For more information about availability and rates, please email Anthea Lavallee: email@example.com

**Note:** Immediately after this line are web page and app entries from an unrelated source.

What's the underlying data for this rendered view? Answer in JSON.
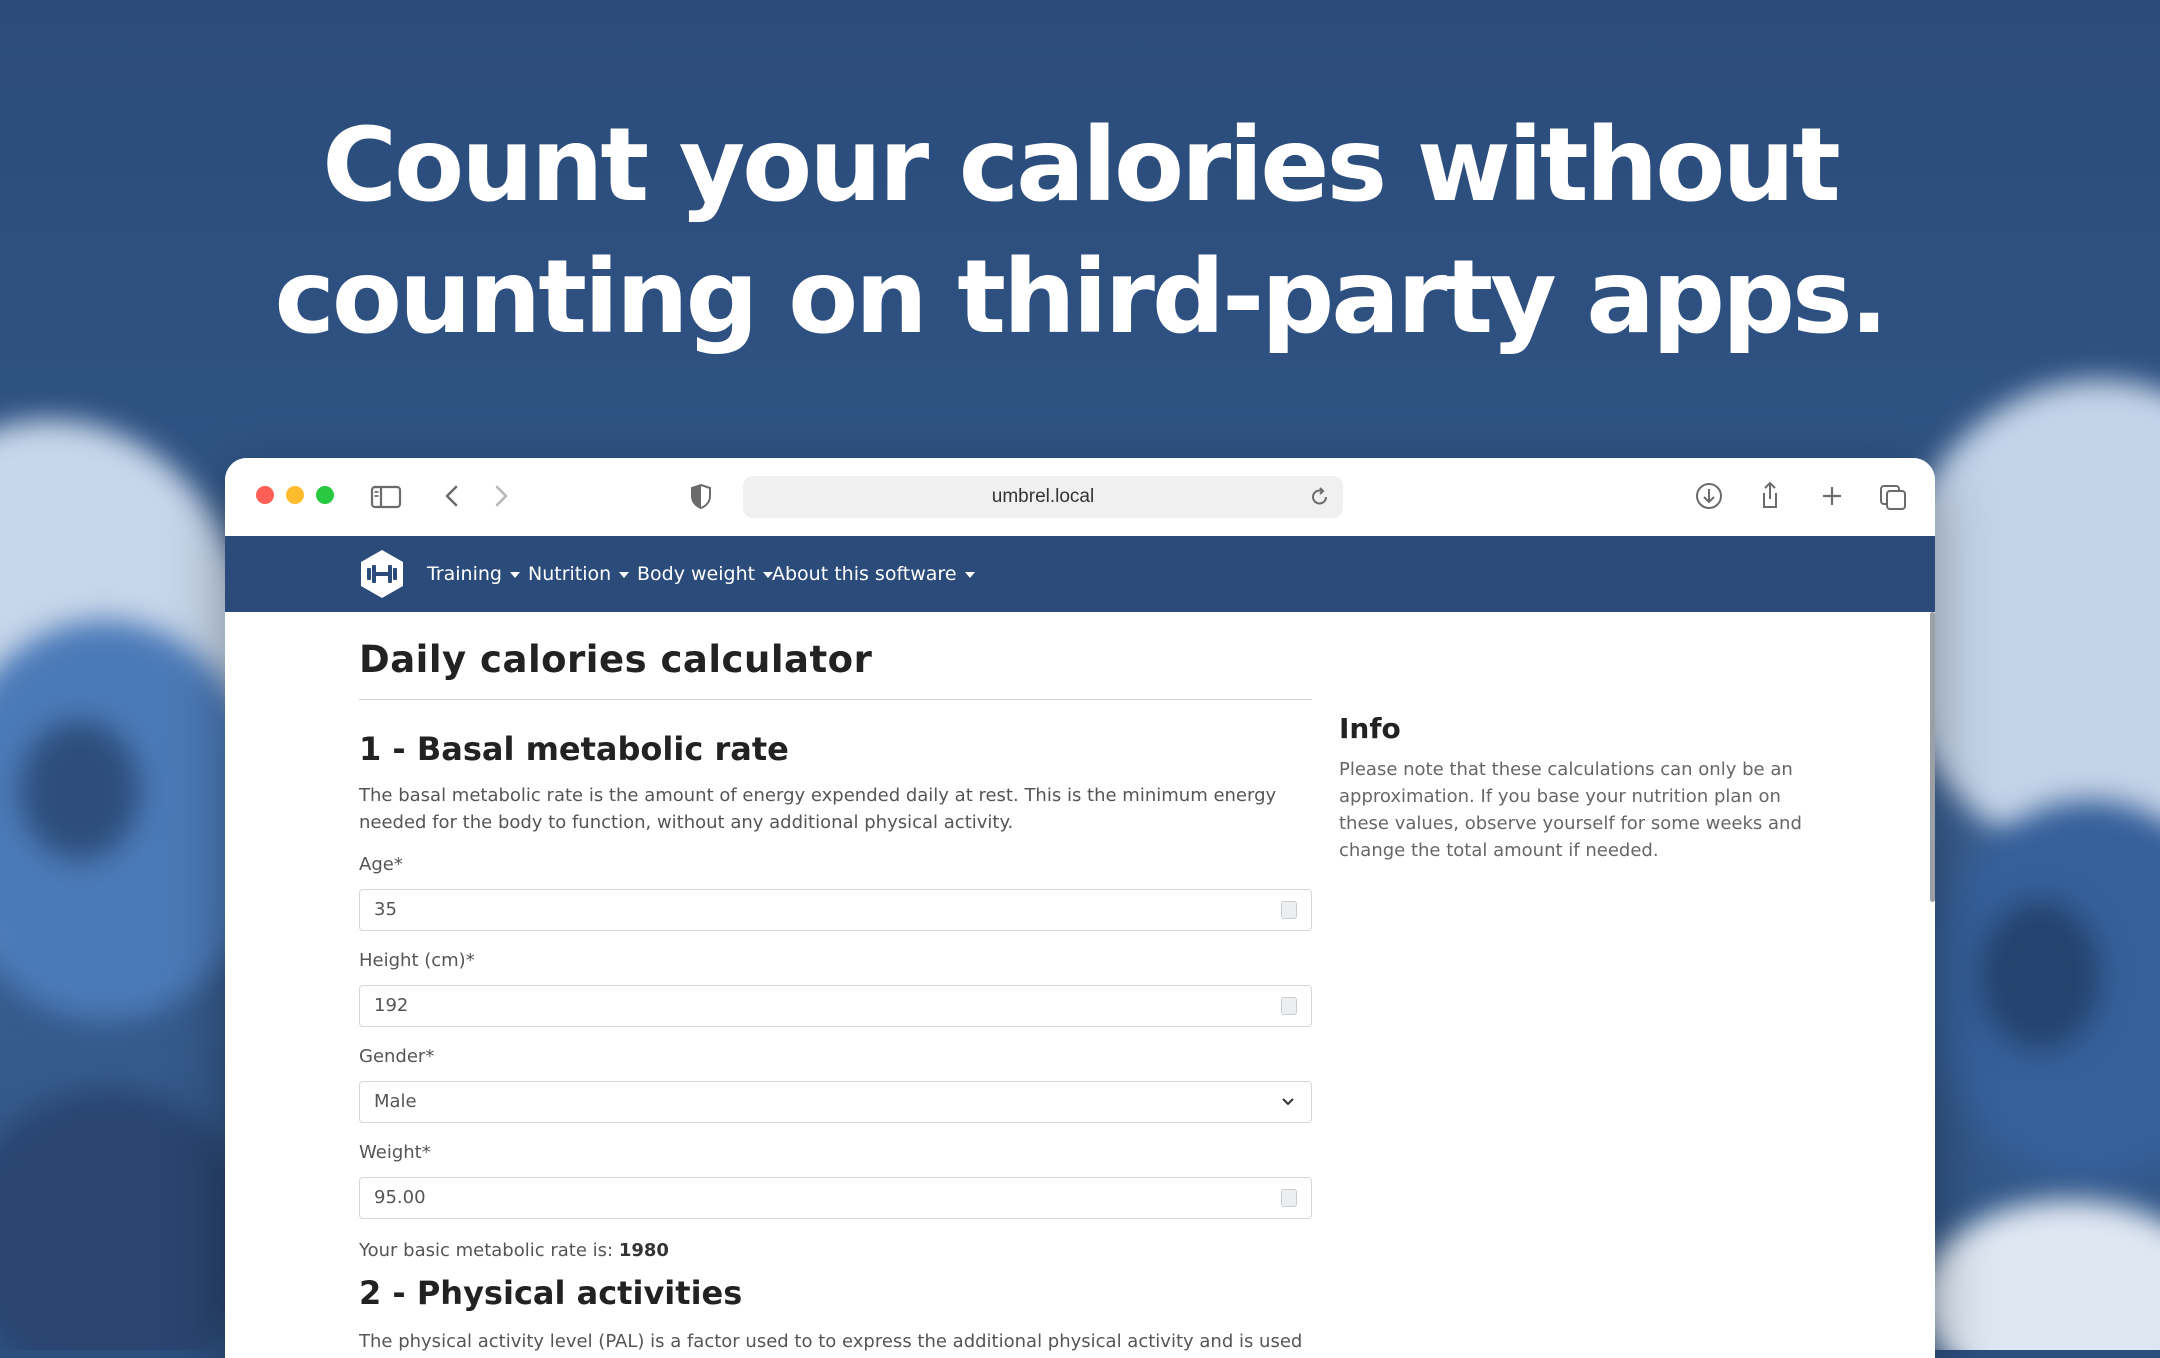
{
  "headline": {
    "line1": "Count your calories without",
    "line2": "counting on third-party apps."
  },
  "browser": {
    "url": "umbrel.local"
  },
  "navbar": {
    "items": [
      {
        "label": "Training"
      },
      {
        "label": "Nutrition"
      },
      {
        "label": "Body weight"
      },
      {
        "label": "About this software"
      }
    ]
  },
  "page": {
    "title": "Daily calories calculator",
    "section1": {
      "heading": "1 - Basal metabolic rate",
      "description": "The basal metabolic rate is the amount of energy expended daily at rest. This is the minimum energy needed for the body to function, without any additional physical activity.",
      "fields": {
        "age": {
          "label": "Age*",
          "value": "35"
        },
        "height": {
          "label": "Height (cm)*",
          "value": "192"
        },
        "gender": {
          "label": "Gender*",
          "value": "Male"
        },
        "weight": {
          "label": "Weight*",
          "value": "95.00"
        }
      },
      "result_prefix": "Your basic metabolic rate is:",
      "result_value": "1980"
    },
    "section2": {
      "heading": "2 - Physical activities",
      "description": "The physical activity level (PAL) is a factor used to to express the additional physical activity and is used to calculate the"
    },
    "info": {
      "heading": "Info",
      "text": "Please note that these calculations can only be an approximation. If you base your nutrition plan on these values, observe yourself for some weeks and change the total amount if needed."
    }
  },
  "colors": {
    "background": "#2c4f7d",
    "navbar": "#2b4c7b",
    "traffic_red": "#ff5f57",
    "traffic_yellow": "#febc2e",
    "traffic_green": "#28c840"
  },
  "icons": [
    "sidebar-icon",
    "back-icon",
    "forward-icon",
    "shield-icon",
    "reload-icon",
    "download-icon",
    "share-icon",
    "plus-icon",
    "tabs-icon",
    "dumbbell-logo-icon",
    "chevron-down-icon"
  ]
}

SITE HISTORY: In June of 2004 the Hubbard Brook Research Foundation and the Trust for Public Land (TPL) acquired a key 19-acre property adjacent to Mirror Lake (just outside the Hubbard Brook Experimental Forest). This parcel was threatened with high-density development of time-share condominiums and single-family residences. Such development may have jeopardized the ecological research record compiled for the past 40 years at Mirror Lake. The transaction was made possible with key support from the Open Space Conservancy, a subsidiary of the Open Space Institute, and a consortium of other organizations. In a news release issued at the time, David Sleeper, Executive Director of HBRF, said, “An extraordinary coalition of partners – led by the Trust for Public Land and the Open Space Institute – came together to make this vital transaction happen. This project has environmental ramifications far beyond simply protecting 19 acres at Mirror Lake. Scientists at the Hubbard Brook Ecosystem Study will use the land and housing at Mirror Lake to conduct monitoring and research which will benefit ecosystem scientists and policy makers throughout the world.